Not featuring: awesome clubs, DJing and miscellaneous moments of fleeting debauchery, because don’t we all have enough of that in our lives. Also because (good) Berlin clubs are still awesomely against any mobile-phone use indoors (anyway: if you really need to post a picture of your night out, you obviously aren’t having enough fun when it occurs).
French people are a strange alien species I can barely communicate with (save for the couple old high-school buddies close to my heart).
Speaking French is soon going to feel less natural than even Japanese.
And yet Paris still feels as close to a hometown as I will ever have.
A cold, rainy, dirty, grey hometown.
Long due remaining travel notes (it’s been a busy few weeks)…
April 30th: Apparently, many residents of Antwerp consider their city to be apart from the rest of Belgium (sort of a Kyoto situation there). They are not completely wrong: while Brussels might have the economic and politic pull (especially with the EU parliament and its attached contingent of bureaucrats), Antwerp manages to fit an incredibly cosmopolitan population in a human-sized harbour city: a small walk gets you from the Portuguese neighbourhood to the medieval centre through a mini-Chinatown.

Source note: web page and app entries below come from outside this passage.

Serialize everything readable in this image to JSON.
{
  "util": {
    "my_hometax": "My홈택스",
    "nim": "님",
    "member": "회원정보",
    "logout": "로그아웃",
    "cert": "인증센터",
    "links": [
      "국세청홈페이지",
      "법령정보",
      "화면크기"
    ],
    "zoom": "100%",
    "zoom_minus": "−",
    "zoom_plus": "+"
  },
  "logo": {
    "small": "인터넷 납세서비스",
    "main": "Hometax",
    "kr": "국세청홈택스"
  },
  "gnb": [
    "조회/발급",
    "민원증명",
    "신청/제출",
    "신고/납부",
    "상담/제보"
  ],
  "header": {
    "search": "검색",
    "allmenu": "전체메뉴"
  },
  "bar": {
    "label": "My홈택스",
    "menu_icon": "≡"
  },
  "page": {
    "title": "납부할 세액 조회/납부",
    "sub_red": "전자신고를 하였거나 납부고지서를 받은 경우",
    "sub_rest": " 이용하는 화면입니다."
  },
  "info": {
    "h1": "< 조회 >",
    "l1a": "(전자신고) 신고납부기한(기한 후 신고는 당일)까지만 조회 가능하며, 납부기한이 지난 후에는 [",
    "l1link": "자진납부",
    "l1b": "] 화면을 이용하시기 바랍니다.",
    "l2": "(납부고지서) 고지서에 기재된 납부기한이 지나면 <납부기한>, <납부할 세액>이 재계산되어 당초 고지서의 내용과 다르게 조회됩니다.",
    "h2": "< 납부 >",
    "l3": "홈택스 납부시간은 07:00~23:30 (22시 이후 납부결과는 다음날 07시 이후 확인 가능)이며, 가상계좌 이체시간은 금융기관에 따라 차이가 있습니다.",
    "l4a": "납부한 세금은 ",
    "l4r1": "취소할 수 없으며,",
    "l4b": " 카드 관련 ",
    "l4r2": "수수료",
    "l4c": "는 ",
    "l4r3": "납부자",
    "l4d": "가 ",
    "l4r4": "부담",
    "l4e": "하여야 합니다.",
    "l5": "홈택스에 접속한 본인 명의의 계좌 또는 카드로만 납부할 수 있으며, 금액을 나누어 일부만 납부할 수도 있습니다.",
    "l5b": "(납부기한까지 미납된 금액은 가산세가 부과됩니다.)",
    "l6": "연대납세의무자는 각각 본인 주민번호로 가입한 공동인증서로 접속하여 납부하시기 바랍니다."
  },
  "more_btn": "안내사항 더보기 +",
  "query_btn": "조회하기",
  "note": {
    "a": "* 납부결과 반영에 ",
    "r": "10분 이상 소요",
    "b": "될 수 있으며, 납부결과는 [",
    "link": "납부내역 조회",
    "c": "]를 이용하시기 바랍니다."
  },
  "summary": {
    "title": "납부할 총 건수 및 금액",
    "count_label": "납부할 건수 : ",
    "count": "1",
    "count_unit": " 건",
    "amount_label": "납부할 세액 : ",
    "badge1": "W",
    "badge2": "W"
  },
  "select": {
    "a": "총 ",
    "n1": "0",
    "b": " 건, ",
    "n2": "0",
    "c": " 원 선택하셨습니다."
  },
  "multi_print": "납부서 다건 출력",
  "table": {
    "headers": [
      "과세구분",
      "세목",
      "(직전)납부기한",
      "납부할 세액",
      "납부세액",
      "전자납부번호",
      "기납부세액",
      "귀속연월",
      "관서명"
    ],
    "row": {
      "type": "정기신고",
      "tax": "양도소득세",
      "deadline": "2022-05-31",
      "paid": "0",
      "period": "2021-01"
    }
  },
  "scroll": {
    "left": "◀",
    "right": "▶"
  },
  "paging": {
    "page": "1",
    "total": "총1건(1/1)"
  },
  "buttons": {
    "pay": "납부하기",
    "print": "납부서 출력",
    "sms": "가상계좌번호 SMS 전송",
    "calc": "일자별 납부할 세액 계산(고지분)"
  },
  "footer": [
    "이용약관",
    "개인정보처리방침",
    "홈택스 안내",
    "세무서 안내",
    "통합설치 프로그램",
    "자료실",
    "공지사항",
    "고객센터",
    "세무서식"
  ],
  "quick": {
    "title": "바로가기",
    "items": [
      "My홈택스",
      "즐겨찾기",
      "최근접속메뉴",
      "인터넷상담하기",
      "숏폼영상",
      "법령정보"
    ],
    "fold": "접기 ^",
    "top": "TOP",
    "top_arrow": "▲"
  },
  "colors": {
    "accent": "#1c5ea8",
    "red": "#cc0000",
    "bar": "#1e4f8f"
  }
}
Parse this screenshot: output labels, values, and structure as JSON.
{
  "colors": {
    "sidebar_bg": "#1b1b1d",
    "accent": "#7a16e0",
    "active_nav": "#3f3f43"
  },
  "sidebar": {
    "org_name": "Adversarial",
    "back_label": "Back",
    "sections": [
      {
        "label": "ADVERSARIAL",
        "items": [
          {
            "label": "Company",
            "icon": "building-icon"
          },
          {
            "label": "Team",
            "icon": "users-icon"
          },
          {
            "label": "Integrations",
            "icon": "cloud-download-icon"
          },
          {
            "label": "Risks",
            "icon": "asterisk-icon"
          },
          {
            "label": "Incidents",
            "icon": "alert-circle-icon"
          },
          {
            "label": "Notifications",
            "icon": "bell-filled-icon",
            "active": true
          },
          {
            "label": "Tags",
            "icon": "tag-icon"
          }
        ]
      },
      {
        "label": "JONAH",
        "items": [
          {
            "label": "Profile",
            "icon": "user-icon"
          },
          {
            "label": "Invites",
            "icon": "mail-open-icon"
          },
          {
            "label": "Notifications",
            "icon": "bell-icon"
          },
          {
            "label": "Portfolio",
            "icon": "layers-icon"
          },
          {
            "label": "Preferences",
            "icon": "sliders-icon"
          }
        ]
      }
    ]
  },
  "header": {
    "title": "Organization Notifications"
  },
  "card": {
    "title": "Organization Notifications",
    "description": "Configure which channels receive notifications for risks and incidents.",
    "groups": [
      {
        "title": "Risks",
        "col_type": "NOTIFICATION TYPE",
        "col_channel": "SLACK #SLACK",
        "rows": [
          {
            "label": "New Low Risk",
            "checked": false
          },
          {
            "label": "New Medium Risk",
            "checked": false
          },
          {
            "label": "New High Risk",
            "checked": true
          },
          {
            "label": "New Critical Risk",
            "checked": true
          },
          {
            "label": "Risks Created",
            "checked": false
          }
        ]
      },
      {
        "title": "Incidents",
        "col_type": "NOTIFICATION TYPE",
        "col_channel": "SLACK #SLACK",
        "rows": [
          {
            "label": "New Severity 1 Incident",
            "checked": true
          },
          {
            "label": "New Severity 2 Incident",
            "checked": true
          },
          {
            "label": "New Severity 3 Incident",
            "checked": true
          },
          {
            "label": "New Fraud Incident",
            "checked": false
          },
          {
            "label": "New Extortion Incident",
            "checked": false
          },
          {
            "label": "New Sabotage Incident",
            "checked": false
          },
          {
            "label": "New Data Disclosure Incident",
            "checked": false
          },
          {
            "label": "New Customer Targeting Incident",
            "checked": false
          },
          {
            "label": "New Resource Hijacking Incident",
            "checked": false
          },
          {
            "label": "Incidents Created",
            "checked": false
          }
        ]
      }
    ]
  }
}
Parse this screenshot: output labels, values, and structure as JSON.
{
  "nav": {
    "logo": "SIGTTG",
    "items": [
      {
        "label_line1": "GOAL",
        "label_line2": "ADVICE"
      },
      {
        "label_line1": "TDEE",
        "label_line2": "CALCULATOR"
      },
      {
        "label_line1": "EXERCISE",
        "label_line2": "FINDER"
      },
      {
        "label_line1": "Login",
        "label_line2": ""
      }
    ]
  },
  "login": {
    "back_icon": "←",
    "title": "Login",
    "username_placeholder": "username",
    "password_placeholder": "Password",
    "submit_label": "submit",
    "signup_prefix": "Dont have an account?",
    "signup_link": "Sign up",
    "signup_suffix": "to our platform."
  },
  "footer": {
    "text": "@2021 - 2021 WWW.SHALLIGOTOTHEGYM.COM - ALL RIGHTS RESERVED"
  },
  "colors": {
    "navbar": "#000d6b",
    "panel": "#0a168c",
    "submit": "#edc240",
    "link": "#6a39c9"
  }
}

It also has one of the nicest looking train station I have ever seen: seamlessly blending the original stone building with a modern structure while managing to retain most of its character.
Thanks to Goldi’s impeccably tuned cool-dar, we spent our Monday evening at a small downtown bar, listening to a really cool Swing/Jazz/Klezmer band. Couldn’t always catch the finer nuances of the jokes in Dutch/Yiddish between songs, but still an excellent night.
April 24th: I’ve ranted so many times about the comically horrid shortcomings of Parisian infrastructure that it has become a stale subject long ago. I still want to set the record once and for all: rallying in short succession the cities of Tokyo, Hong Kong and Shanghai from their respective airports, makes one really wonder, upon landing in Roissy-Charles-de-Gaulle airport, what economic world-tier France sits in.
Forget the usual mess at immigration, the overall decrepit state of arrival satellites or the thoroughly unhelpful signage1: riding the RER to Paris (only semi-reliable, affordable way to reach the city centre) made me honestly ache on behalf of hapless first-time visitors, their head full of clichéd romantic Parisian imagery, who get to sit on some of the nastiest train cars this side of Eastern Rajasthan, stopping at every single suburban town between the airport and Paris, having to meekly apologise to dour-faced morning commuters for taking precious space with their luggage. Who-the-fuck designs an airport line with no room for luggage and non-existent escalator/elevator access to the platforms?
Anyway, consider this my heartfelt apology, as a honorary Parisian, to anybody who ever had to land in Paris.
April 24th (3h and a quick shave later): The story of how close I was to end the Japanese chapter of my life prematurely.
Barely summarised excerpt of my exchange with Japanese embassy employee:
- “Paris by Train”? “Paris by Bus”? I lived in Paris for 5 years and I have no idea what these are supposed to mean. Give me a fucking line number I can find on a map. [↩]
This morning, I absent-mindedly answered a tiny obāchan’s barely intelligible shitamachi-ben address with “wie bitte?”…
Language module of the brain = Fucked.